Magic. I wrote a series of Tweets a while back arguing fantasy doesn’t translate nearly as well to the screen as superhero stories. Superhero stories have their roots in comics, which are a fundamentally visual medium. Fantasy, on the other hand, has its roots in books. Superhero comics creators have to worry about how things will look on the page, which tends to translate well to film with proper special effects. Think of how visually distinct the X-Men are, and how visual and straightforward their powers tend to be (the very best example of the latter probably being Cyclops).
Fantasy, on the other hand, has all sorts of tropes and traditions that do not translate well to film. Monsters look good with the right FX, but magic, especially as used in fantasy, frequently does not. Magic is central to a lot of fantasy, and to The Wheel of Time in particular. The Wheel of Time has far more magic than The Lord of the Rings or A Song of Ice and Fire.
Some of the use of the One Power from The Wheel of Time will be easy to show.
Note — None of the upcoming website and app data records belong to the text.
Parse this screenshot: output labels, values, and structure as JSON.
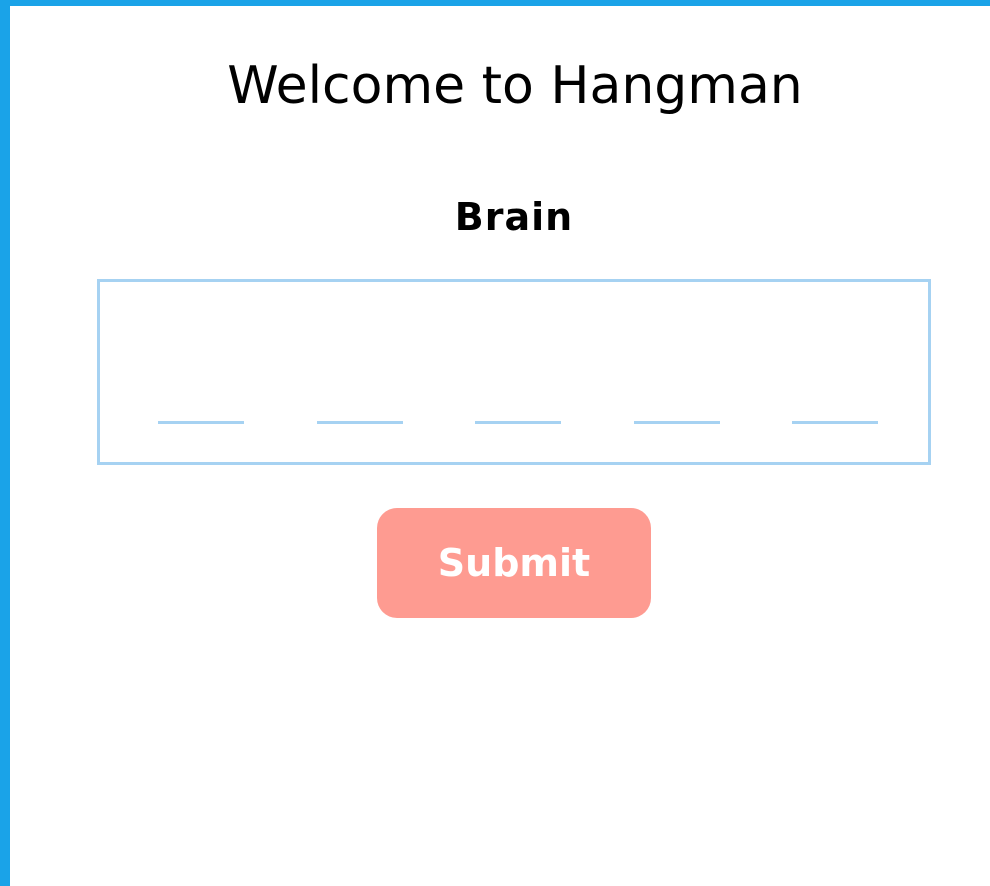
{
  "game": {
    "title": "Welcome to Hangman",
    "hint_word": "Brain",
    "blanks": [
      "",
      "",
      "",
      "",
      ""
    ],
    "submit_label": "Submit"
  },
  "colors": {
    "frame_border": "#1aa3e8",
    "word_box_border": "#a6d2f2",
    "submit_background": "#fe9b91",
    "submit_text": "#ffffff"
  }
}
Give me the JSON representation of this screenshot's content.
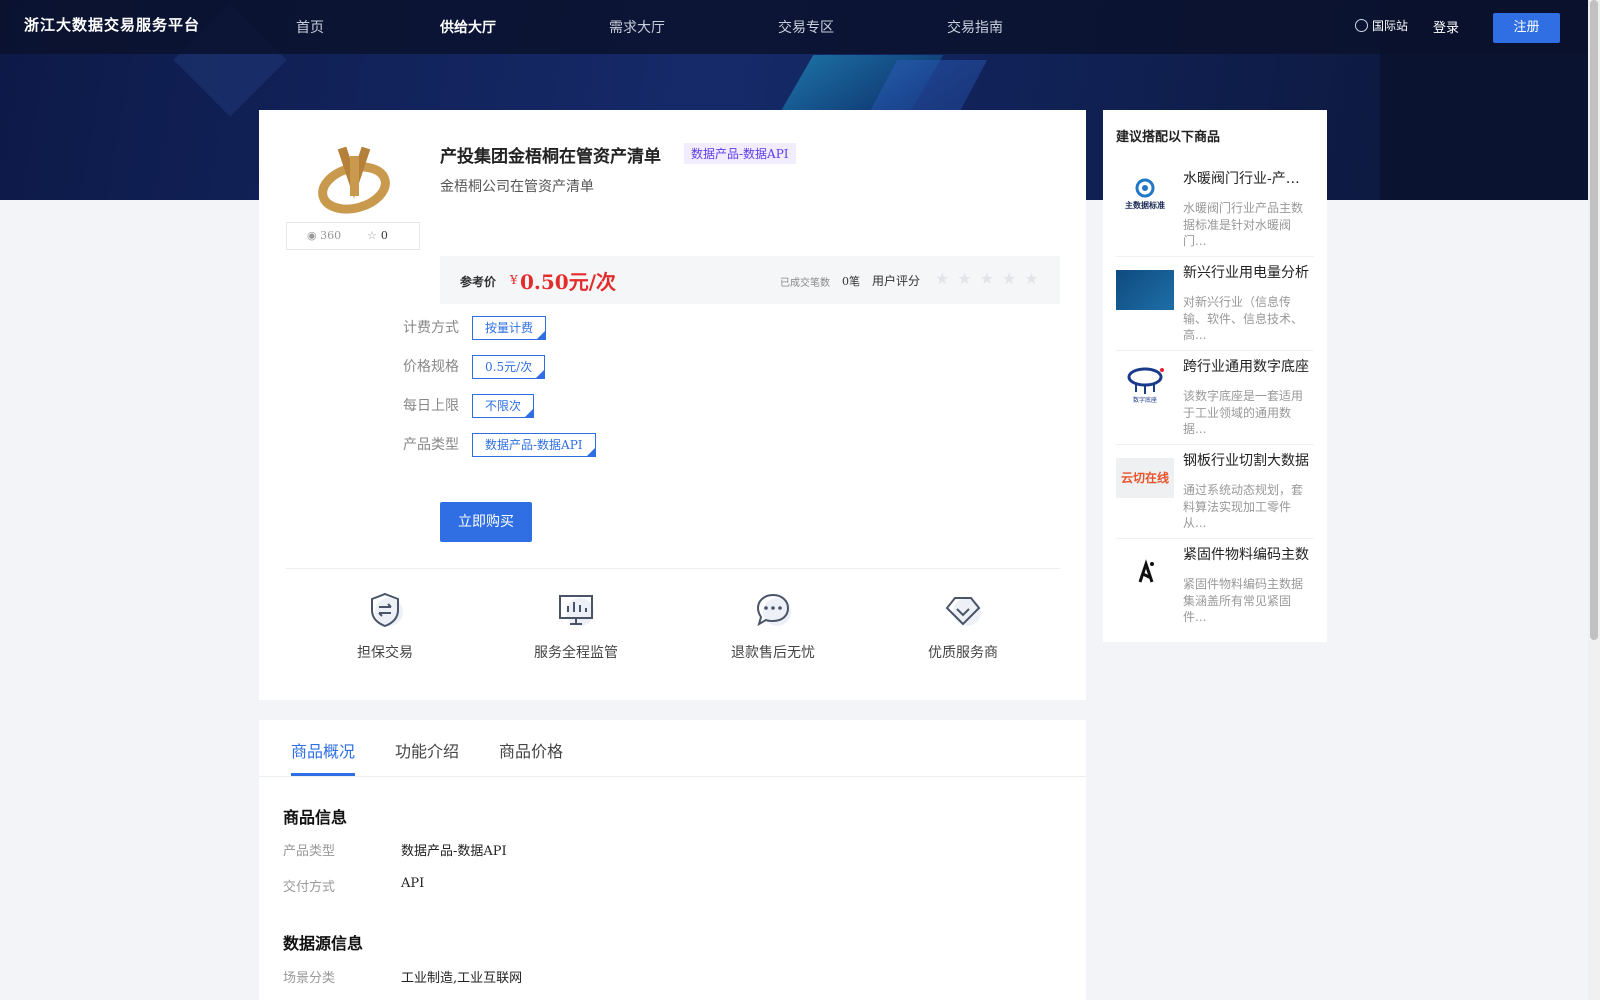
{
  "nav": {
    "brand": "浙江大数据交易服务平台",
    "items": [
      "首页",
      "供给大厅",
      "需求大厅",
      "交易专区",
      "交易指南"
    ],
    "intl": "国际站",
    "login": "登录",
    "register": "注册"
  },
  "product": {
    "title": "产投集团金梧桐在管资产清单",
    "tag": "数据产品-数据API",
    "subtitle": "金梧桐公司在管资产清单",
    "views": "360",
    "stars_count": "0",
    "price_label": "参考价",
    "price_currency": "¥",
    "price": "0.50元/次",
    "deals_label": "已成交笔数",
    "deals": "0笔",
    "rating_label": "用户评分",
    "rating": 0,
    "specs": [
      {
        "label": "计费方式",
        "value": "按量计费"
      },
      {
        "label": "价格规格",
        "value": "0.5元/次"
      },
      {
        "label": "每日上限",
        "value": "不限次"
      },
      {
        "label": "产品类型",
        "value": "数据产品-数据API"
      }
    ],
    "buy_button": "立即购买"
  },
  "features": [
    "担保交易",
    "服务全程监管",
    "退款售后无忧",
    "优质服务商"
  ],
  "sidebar": {
    "title": "建议搭配以下商品",
    "items": [
      {
        "name": "水暖阀门行业-产品主数据标准",
        "desc": "水暖阀门行业产品主数据标准是针对水暖阀门...",
        "thumb_text": "主数据标准"
      },
      {
        "name": "新兴行业用电量分析",
        "desc": "对新兴行业（信息传输、软件、信息技术、高...",
        "thumb_text": ""
      },
      {
        "name": "跨行业通用数字底座",
        "desc": "该数字底座是一套适用于工业领域的通用数据...",
        "thumb_text": "数字底座"
      },
      {
        "name": "钢板行业切割大数据",
        "desc": "通过系统动态规划，套料算法实现加工零件从...",
        "thumb_text": "云切在线"
      },
      {
        "name": "紧固件物料编码主数",
        "desc": "紧固件物料编码主数据集涵盖所有常见紧固件...",
        "thumb_text": ""
      }
    ]
  },
  "tabs": [
    "商品概况",
    "功能介绍",
    "商品价格"
  ],
  "details": {
    "section1_title": "商品信息",
    "product_type_label": "产品类型",
    "product_type": "数据产品-数据API",
    "delivery_label": "交付方式",
    "delivery": "API",
    "section2_title": "数据源信息",
    "scene_label": "场景分类",
    "scene": "工业制造,工业互联网"
  },
  "colors": {
    "accent": "#2f6fe3",
    "price": "#e32d2d",
    "tag_bg": "#f2ecff",
    "tag_text": "#5b3ee8"
  }
}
Moiraine hurling fireballs at Trollocs. Stuff like her healing Tam will be easy to follow by context. Other sequences will present much greater challenges. How do you show a duel with the One Power between Nynaeve and Moghedien that to anyone who isn’t a female channeler just looks like two women staring at each other? You probably don’t, instead turning it into a more usual sort of magical battle. This isn’t an easily surmounted issue, but I think it’s better to make changes as necessary and to let the visual effect of the flows, the characters, and the context tell what is happening rather than try for any visual representation of the flows (a little trust for the viewer will go a long way). Frequently a visual representation wouldn’t get you where you need to be anyway. It wouldn’t explain just what Nynaeve and Moghedien are doing. When Rand is captured, there is simply no way to show him attacking knots on his shield. You show the Aes Sedai holding the shield getting distracted, and let the viewer listen to the dialogue between Rand and Lews Therin in his head.
There are other choices Jordan made that work on the page but won’t on the screen. The Aes Sedai ageless face—which is a pretty important plot point at times—is described as basically a face lift. We’re pretty used to simply accepting that as normal. Does the Myrddraal’s cloak not blowing in the wind look creepy as hell or does it look like a mistake?
Back to the nudity/violence issue, while I’m on the topic of adaptation. A streaming service will hopefully give the producers more flexibility to ratchet the violence and nudity up or down as needed by the story. HBO execs might insist on the early seasons being bloodier than they should be. Network TV execs might balk at later violence. Dumai’s Well should be gory and shocking. Shocking in part because it’s more violent than anything we’ve seen up to that point.
Final thoughts. I have some more thoughts on adapting the series, and the show in general, but I will leave it at this for now. This is a big deal. The Wheel of Time is the biggest thing in fantasy since The Lord of the Rings. I believe it has still outsold A Song of Ice and Fire. But that won’t last without a screen adaptation. Take a look at the Barnes and Noble bestseller lists. They are dominated by books that have been adapted for a movie or for TV. How we think about The Wheel of Time in fifty years will be driven in large part by the success or lack thereof of this adaptation.